In our homogenized American culture, though, such strange beauty as Danny Cohen’s will always bring patronizing smiles upon its creator, as if there’s something basically pathetic about anyone in the position of having to convey truly personal yearnings to an outside world. Somewhere along the line Cohen managed to interest avant sax-squawker and odd-music archivist John Zorn in releasing his music on Zorn’s Tzadik label, specifically for Tzadik’s rather condescendingly named “Lunatic Fringe” series. The lunatic is a category that doesn’t sit comfortably with Cohen, and why should it? He wants to be taken seriously as a composer.
“I was a little insulted by the first CD’s title, which was Self Indulgent Music, more so than the ‘Lunatic Fringe,’ because the other two artists that were on this CD were completely nuts, whereas my stuff is more accessible.”

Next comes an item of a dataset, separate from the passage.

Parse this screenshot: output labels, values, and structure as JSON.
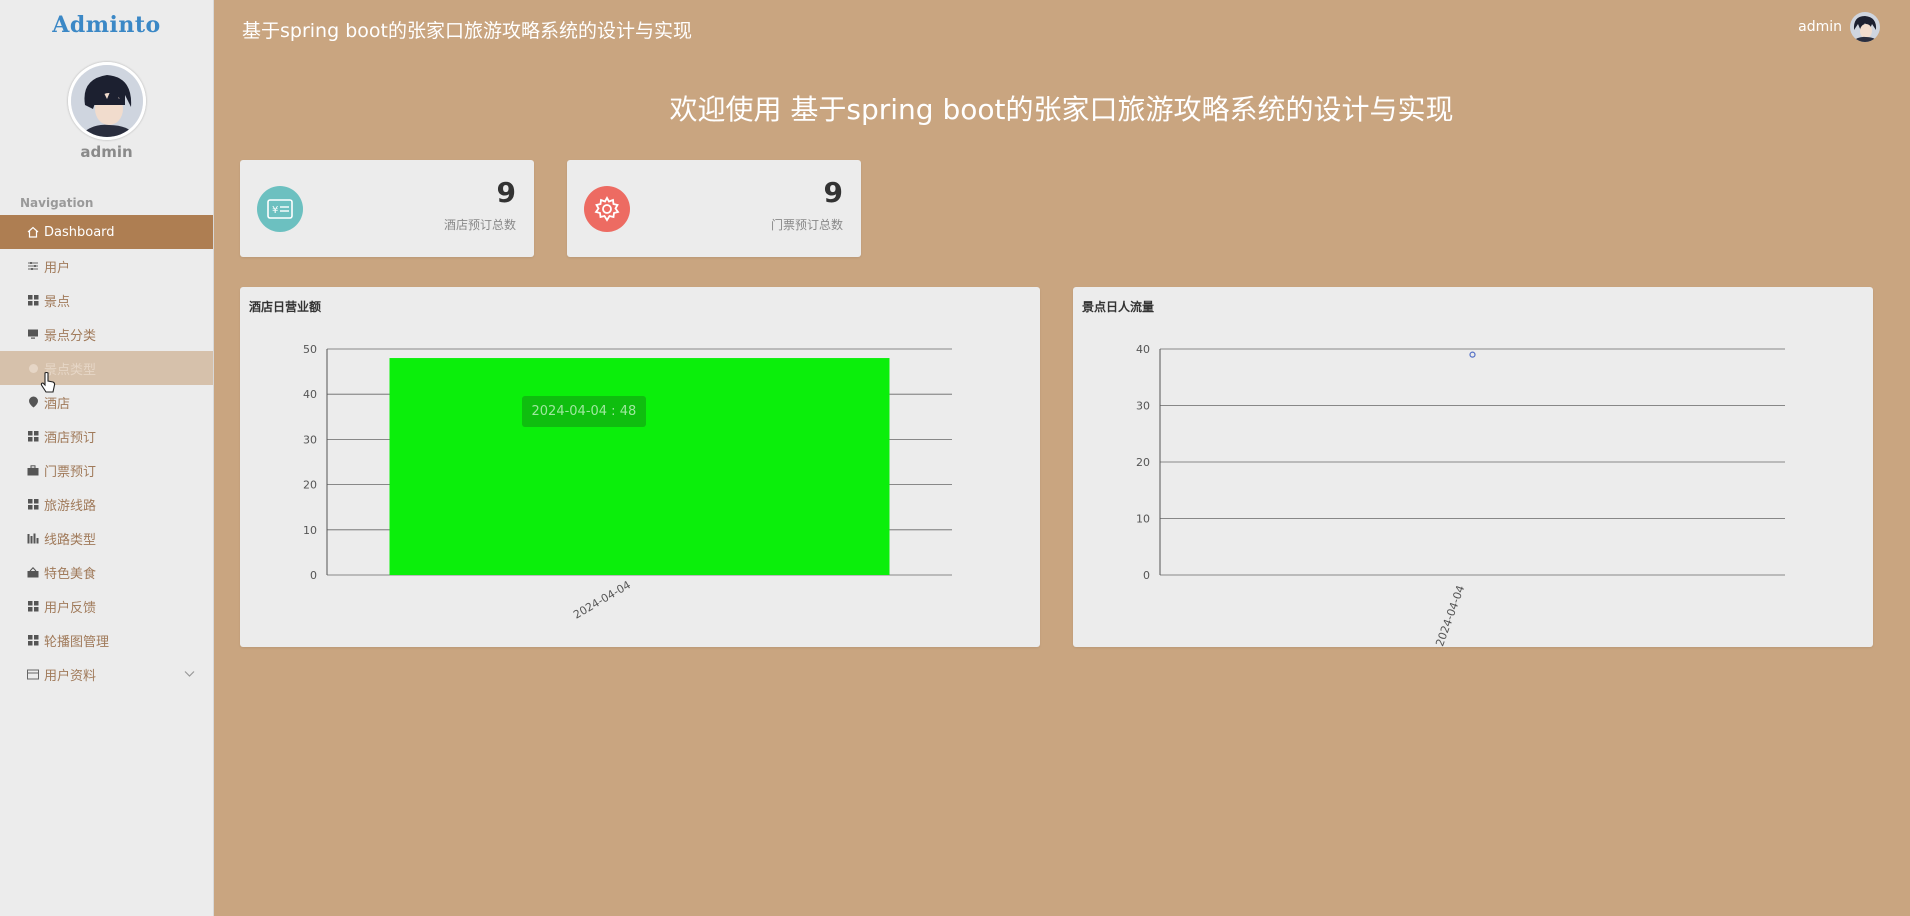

Which is true; Cohen’s music, while advanced musically and definitely challenging, isn’t abstract; it’s just great contemporary music from a parallel universe. Nutritious for kids, too, I’d think.
“My philosophy was always to make it organic,” he says. “Captain Beefheart’s songs struck me as being able to do that — there was nothing artificial about it. His music is very much like California vegetation, like chaparral, or Mediterranean vegetation — wildness; even more so than modern jazz, there’s this earthy perfection to it, none of it seemed forced or technological like some avant-garde stuff is.”
Divergent, dedicated artists like Cohen probably would sell out if they could figure out who’s buying — it’s not as if they’ve chosen to be deliberately obscure about what they’re doing (some of them, anyway). Obviously they’d like to get their music heard by as many as possible.
“It’s a difficult Catch-22 sort of a thing,” says Cohen, “because I got the feeling at my label that Zorn took umbrage when I tried to get a little more accessible. If I gave him a tape that was done on a four-track machine that had very poor technical quality and just sounded very, very bizarre, it would have a much better chance gaining favor with him than if I gave him a 50-track studio recording which was highly arranged and that’d probably appeal to a greater portion of people. I might have to court another label for that type of music. But I continue to do the four-track stuff ’cause it has a certain charm.”
DANNY COHEN at “sound.”| At the Schindler House, 835 N. Kings Road, West Hollywood | Saturday, June 28, 7:30 p.m.